Archaeological Field School, Summer 2023

Student cleaning archaeological items

Green Lake Gardens Company Densho, Courtesy of the Kumasaka Family CollectionThe site to be investigated is 45KI1268--the remnants of the Kumasaka Farmhouse and Green Lake Gardens Company. Originally identified in 2015, the site consists of residential and greenhouse debris and infrastructure associated with a first-generation Japanese-American family. The farm and residence have been razed; however, utilities, a foundation, landscaping, and concrete debris remain across the site. The property is currently being used as a park and nature area associated with North Seattle College. This is the second year at the site, and we will focus on excavating the pre-World War II Community Center and Outbuilding.

Family in front of home. Densho, Courtesy of the Kumasaka Family CollectionA field program introducing students to archaeological field and lab methods. Fieldwork will include field research methods and techniques, including survey and excavation by shovel and trowel.
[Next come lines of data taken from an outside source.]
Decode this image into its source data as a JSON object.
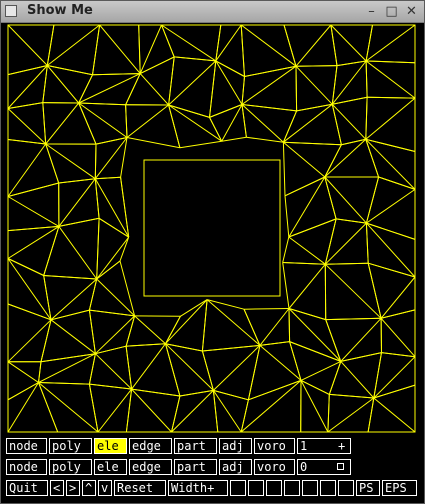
{
  "window": {
    "title": "Show Me"
  },
  "row1": {
    "buttons": [
      "node",
      "poly",
      "ele",
      "edge",
      "part",
      "adj",
      "voro"
    ],
    "active": "ele",
    "value": "1",
    "marker": "+"
  },
  "row2": {
    "buttons": [
      "node",
      "poly",
      "ele",
      "edge",
      "part",
      "adj",
      "voro"
    ],
    "value": "0"
  },
  "row3": {
    "quit": "Quit",
    "left": "<",
    "right": ">",
    "up": "^",
    "down": "v",
    "reset": "Reset",
    "width_plus": "Width+",
    "ps": "PS",
    "eps": "EPS"
  },
  "colors": {
    "mesh": "#ffff00",
    "background": "#000000",
    "active_button": "#ffff00"
  },
  "icons": [
    "window-menu-icon",
    "minimize-icon",
    "maximize-icon",
    "close-icon"
  ]
}
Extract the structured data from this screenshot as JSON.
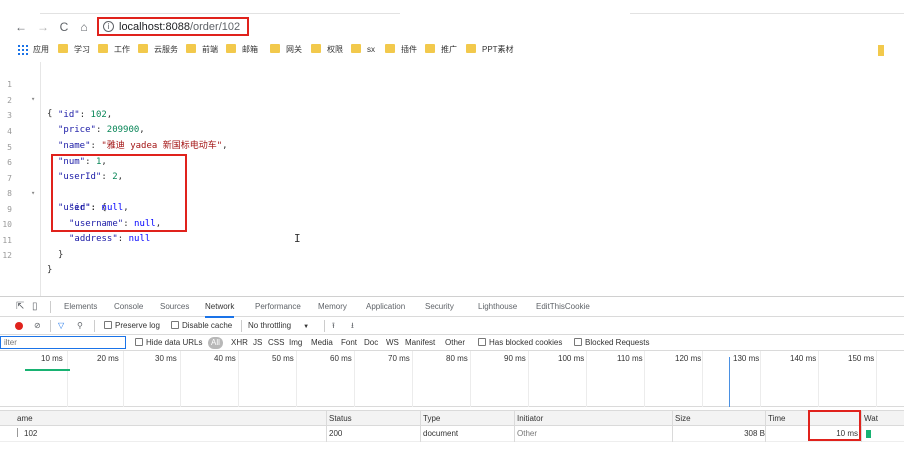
{
  "browser": {
    "nav": {
      "back": "←",
      "forward": "→",
      "reload": "C",
      "home": "⌂"
    },
    "url": {
      "host_port": "localhost:8088",
      "path": "/order/102"
    },
    "bookmarks": {
      "apps_label": "应用",
      "items": [
        "学习",
        "工作",
        "云服务",
        "前端",
        "邮箱",
        "网关",
        "权限",
        "sx",
        "插件",
        "推广",
        "PPT素材"
      ]
    }
  },
  "json_viewer": {
    "line_numbers": [
      "1",
      "2",
      "3",
      "4",
      "5",
      "6",
      "7",
      "8",
      "9",
      "10",
      "11",
      "12"
    ],
    "fold_marker": "▾",
    "lines": [
      {
        "indent": "",
        "key": "",
        "value": "",
        "suffix": "{"
      },
      {
        "indent": "  ",
        "key": "\"id\"",
        "value": "102",
        "type": "n",
        "suffix": ","
      },
      {
        "indent": "  ",
        "key": "\"price\"",
        "value": "209900",
        "type": "n",
        "suffix": ","
      },
      {
        "indent": "  ",
        "key": "\"name\"",
        "value": "\"雅迪 yadea 新国标电动车\"",
        "type": "s",
        "suffix": ","
      },
      {
        "indent": "  ",
        "key": "\"num\"",
        "value": "1",
        "type": "n",
        "suffix": ","
      },
      {
        "indent": "  ",
        "key": "\"userId\"",
        "value": "2",
        "type": "n",
        "suffix": ","
      },
      {
        "indent": "  ",
        "key": "\"user\"",
        "value": "",
        "type": "p",
        "suffix": "{"
      },
      {
        "indent": "    ",
        "key": "\"id\"",
        "value": "null",
        "type": "kw",
        "suffix": ","
      },
      {
        "indent": "    ",
        "key": "\"username\"",
        "value": "null",
        "type": "kw",
        "suffix": ","
      },
      {
        "indent": "    ",
        "key": "\"address\"",
        "value": "null",
        "type": "kw",
        "suffix": ""
      },
      {
        "indent": "  ",
        "key": "",
        "value": "",
        "suffix": "}"
      },
      {
        "indent": "",
        "key": "",
        "value": "",
        "suffix": "}"
      }
    ],
    "cursor": "I"
  },
  "devtools": {
    "tabs": [
      "Elements",
      "Console",
      "Sources",
      "Network",
      "Performance",
      "Memory",
      "Application",
      "Security",
      "Lighthouse",
      "EditThisCookie"
    ],
    "active_tab": "Network",
    "toolbar": {
      "preserve_log": "Preserve log",
      "disable_cache": "Disable cache",
      "throttling": "No throttling",
      "throttling_caret": "▼"
    },
    "filter": {
      "placeholder": "ilter",
      "hide_data_urls": "Hide data URLs",
      "types": [
        "All",
        "XHR",
        "JS",
        "CSS",
        "Img",
        "Media",
        "Font",
        "Doc",
        "WS",
        "Manifest",
        "Other"
      ],
      "has_blocked_cookies": "Has blocked cookies",
      "blocked_requests": "Blocked Requests"
    },
    "timeline_ticks": [
      "10 ms",
      "20 ms",
      "30 ms",
      "40 ms",
      "50 ms",
      "60 ms",
      "70 ms",
      "80 ms",
      "90 ms",
      "100 ms",
      "110 ms",
      "120 ms",
      "130 ms",
      "140 ms",
      "150 ms"
    ],
    "table": {
      "headers": {
        "name": "ame",
        "status": "Status",
        "type": "Type",
        "initiator": "Initiator",
        "size": "Size",
        "time": "Time",
        "waterfall": "Wat"
      },
      "rows": [
        {
          "name": "102",
          "status": "200",
          "type": "document",
          "initiator": "Other",
          "size": "308 B",
          "time": "10 ms"
        }
      ]
    },
    "colors": {
      "accent": "#1a73e8",
      "highlight": "#e0221c",
      "waterfall": "#18b272"
    }
  }
}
Labwork will involve artifact cleaning and preparation for curation.


The course will run over a 4-week period, Monday-Friday. These will be full-days (8:30 a.m.-4 p.m.) at the site on the North Seattle College campus. Instruction will begin July 5, 2023 and end July 28, 2023.

The course will be worth 7.00 credits.

Students will be responsible for transporting themselves to the North Seattle College campus each day. Attendance every day is required.


For more information, please contact Dr. Alicia Valentino: alicia.valentino@edmonds.edu

Potential Financial Support

The following programs are not affiliated with Edmonds College. This is provided to be informational only:

Fish, Wildlife, and Green Infrastructure

The LEAF School partners with the Center for Service-Learning to host fish and wildlife monitoring projects for the City ofMukilteoo and Snohomish County and green infrastructure projects with the Cities of Edmonds and Lynnwood, Snohomish Conservation District, and Puget Sound Partnership. Students can sign up to participate in these projects through the Center for Service-Learning. Reports from previous projects are available at Dr. Thomas Murphy's profile page on Academia.edu

Public Events

Cultural KitchenIn addition to summer field courses and activities throughout the year the LEAF School and Center for Service-Learning support large public events open to the community. Join us for events at q’wәld’ali (Place of the Cooking Fire) Cultural KitchenCampus Community Farm, and stәĺĵxwáli (Place-of-Medicine)Ethnobotanicall Garden. Help the powwow committee and our Native Student Association host an annual Powwow on the first weekend of May. Sign up for these and similar projects through the Center for Service-Learning